MIT professor Sherry Turkle says no but she’s intrigued about some of the deep and meaningful emotions they can provoke in humans.
Turkle stresses that although we are still very far from the point where robots are indistinguishable from humans- as in the movie Blade Runner, based on Phillip K. Dick’s novel Do Androids Dream of Electric Sheep?- humans are capable of forming attachments to robots. During the interview Turkle discusses some of the issues raised through her studies with Cynthia Breazeal, founder and director of the Personal Robots Group at the MIT Media Lab.
Turkle’s most recent book Alone Together: Why we Expect More from Technology and Less from Each Other (2011) explores some of the effects of a host of digital technologies; from new forms of social media, to sociable robots akin to the ones discussed in the interview above.
Turkle predicts that future robots will be ¨fantastic creatures,¨ capable of helping humans in many important ways; however, she is firm on her opinion that humans cannot love robots and that such machines will never be capable of love because they cannot be included in the arc of a human life cycle, experiencing things like birth, death, and loss.

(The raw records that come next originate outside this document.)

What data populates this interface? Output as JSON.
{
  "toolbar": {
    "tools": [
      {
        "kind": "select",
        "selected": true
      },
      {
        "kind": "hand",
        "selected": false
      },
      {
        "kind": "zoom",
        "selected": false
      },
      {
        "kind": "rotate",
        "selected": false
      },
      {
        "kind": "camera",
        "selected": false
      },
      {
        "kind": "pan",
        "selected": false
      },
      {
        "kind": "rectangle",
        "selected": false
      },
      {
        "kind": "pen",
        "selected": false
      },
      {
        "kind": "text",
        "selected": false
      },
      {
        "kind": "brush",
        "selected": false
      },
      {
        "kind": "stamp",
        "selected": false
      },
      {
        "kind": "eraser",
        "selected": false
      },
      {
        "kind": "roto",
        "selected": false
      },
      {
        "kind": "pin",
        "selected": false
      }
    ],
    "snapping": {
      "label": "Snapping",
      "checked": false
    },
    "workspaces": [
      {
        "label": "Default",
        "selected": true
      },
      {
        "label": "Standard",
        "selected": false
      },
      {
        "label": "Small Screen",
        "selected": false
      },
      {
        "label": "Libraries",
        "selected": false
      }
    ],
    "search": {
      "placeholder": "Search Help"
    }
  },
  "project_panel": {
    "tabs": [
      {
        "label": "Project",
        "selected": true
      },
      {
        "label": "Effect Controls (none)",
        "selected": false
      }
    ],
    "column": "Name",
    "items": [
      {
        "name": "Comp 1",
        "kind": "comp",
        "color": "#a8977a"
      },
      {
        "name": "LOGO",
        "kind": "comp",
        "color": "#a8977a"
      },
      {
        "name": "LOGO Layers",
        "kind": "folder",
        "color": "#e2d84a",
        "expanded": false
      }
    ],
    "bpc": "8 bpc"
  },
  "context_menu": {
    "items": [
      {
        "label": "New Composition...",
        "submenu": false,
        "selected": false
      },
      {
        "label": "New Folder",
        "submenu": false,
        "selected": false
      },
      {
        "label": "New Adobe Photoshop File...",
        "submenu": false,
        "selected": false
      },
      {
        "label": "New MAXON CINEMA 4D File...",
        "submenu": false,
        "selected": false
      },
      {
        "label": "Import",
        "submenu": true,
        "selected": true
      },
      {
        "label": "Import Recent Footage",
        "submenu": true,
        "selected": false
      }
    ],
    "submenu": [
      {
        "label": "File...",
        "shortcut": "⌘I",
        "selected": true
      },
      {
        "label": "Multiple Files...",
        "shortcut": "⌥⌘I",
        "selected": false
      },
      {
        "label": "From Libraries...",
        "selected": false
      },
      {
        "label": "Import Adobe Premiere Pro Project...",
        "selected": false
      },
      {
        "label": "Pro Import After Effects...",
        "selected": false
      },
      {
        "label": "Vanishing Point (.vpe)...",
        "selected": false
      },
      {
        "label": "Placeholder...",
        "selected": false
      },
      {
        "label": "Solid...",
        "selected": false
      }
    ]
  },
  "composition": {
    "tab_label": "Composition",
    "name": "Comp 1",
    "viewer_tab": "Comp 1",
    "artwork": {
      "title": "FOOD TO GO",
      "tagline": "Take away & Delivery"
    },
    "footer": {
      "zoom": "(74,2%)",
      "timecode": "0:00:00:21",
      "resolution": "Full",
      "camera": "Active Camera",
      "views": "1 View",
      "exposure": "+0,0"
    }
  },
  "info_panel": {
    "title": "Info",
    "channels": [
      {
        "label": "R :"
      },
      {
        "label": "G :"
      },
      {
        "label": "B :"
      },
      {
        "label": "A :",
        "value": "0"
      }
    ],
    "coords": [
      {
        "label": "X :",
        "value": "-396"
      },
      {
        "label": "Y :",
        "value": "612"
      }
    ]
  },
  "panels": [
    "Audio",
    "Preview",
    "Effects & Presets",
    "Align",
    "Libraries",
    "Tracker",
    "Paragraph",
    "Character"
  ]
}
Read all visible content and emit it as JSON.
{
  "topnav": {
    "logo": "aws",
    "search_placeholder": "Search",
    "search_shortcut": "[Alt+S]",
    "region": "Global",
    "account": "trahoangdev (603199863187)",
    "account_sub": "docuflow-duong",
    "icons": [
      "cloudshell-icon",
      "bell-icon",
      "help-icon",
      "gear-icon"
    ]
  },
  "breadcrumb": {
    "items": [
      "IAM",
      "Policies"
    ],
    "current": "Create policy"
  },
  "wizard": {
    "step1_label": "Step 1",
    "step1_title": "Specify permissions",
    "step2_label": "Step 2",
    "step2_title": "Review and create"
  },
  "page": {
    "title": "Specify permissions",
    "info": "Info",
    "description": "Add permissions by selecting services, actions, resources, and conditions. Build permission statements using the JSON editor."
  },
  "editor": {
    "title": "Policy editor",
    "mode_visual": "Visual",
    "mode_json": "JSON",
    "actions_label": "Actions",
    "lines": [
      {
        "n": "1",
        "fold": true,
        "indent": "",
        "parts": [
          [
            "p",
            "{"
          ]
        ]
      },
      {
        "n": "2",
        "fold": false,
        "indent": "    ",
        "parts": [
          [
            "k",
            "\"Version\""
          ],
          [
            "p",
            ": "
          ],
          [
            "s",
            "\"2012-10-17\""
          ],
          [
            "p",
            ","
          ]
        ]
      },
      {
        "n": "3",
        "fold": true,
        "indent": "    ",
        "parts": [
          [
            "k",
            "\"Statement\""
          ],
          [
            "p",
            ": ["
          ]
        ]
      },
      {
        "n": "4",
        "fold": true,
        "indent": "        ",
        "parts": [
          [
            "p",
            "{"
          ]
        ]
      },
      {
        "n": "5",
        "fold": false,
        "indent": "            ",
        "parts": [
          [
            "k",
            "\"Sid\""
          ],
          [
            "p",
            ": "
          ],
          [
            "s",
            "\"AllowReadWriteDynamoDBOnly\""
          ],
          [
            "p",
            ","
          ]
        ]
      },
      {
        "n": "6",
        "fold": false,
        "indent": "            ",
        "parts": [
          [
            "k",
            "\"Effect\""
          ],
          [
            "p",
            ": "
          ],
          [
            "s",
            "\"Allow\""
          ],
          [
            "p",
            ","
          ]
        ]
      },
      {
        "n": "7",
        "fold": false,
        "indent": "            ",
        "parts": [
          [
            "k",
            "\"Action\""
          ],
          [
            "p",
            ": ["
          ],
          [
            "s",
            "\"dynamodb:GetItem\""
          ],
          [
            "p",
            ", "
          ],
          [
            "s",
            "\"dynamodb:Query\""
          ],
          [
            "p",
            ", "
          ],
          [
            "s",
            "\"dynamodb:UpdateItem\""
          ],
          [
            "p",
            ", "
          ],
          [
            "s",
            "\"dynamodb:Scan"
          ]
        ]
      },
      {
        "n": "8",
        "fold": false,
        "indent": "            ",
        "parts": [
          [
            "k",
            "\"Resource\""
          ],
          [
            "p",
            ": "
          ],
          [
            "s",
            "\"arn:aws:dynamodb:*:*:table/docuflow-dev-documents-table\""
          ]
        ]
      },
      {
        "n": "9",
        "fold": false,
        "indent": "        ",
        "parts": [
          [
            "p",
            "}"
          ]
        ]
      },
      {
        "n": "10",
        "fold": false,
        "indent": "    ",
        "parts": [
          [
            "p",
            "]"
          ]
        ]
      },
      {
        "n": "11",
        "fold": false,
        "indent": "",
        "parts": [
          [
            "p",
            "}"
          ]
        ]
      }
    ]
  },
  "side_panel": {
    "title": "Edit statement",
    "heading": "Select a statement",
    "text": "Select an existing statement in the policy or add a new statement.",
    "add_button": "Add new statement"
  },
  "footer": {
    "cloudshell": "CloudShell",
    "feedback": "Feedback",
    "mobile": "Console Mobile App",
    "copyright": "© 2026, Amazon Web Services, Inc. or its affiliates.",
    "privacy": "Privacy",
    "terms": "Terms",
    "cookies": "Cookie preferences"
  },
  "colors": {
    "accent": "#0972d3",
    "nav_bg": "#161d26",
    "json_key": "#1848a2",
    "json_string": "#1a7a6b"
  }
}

Regardless of her belief, she shares an account of the impressive moment she had with MIT’s robot Cog. She describes the uncontrollable feeling of wanting the object’s attention in spite of knowing that it had no ¨real¨attention to give her. Considering this a deeply impacting experience, Turkle believes the issue of attachment between humans and machines is something that should be followed with close attention.
David Levy on the other hand would disagree with Turkle’s views on love and robots. Although he has taken his share of criticism, he was right on his prediction in his 2007 book that sex with robots would be made possible and he thinks we could love them too. Check out this article in Scientific American that discusses some of his views published in his book Love and Sex with Robots.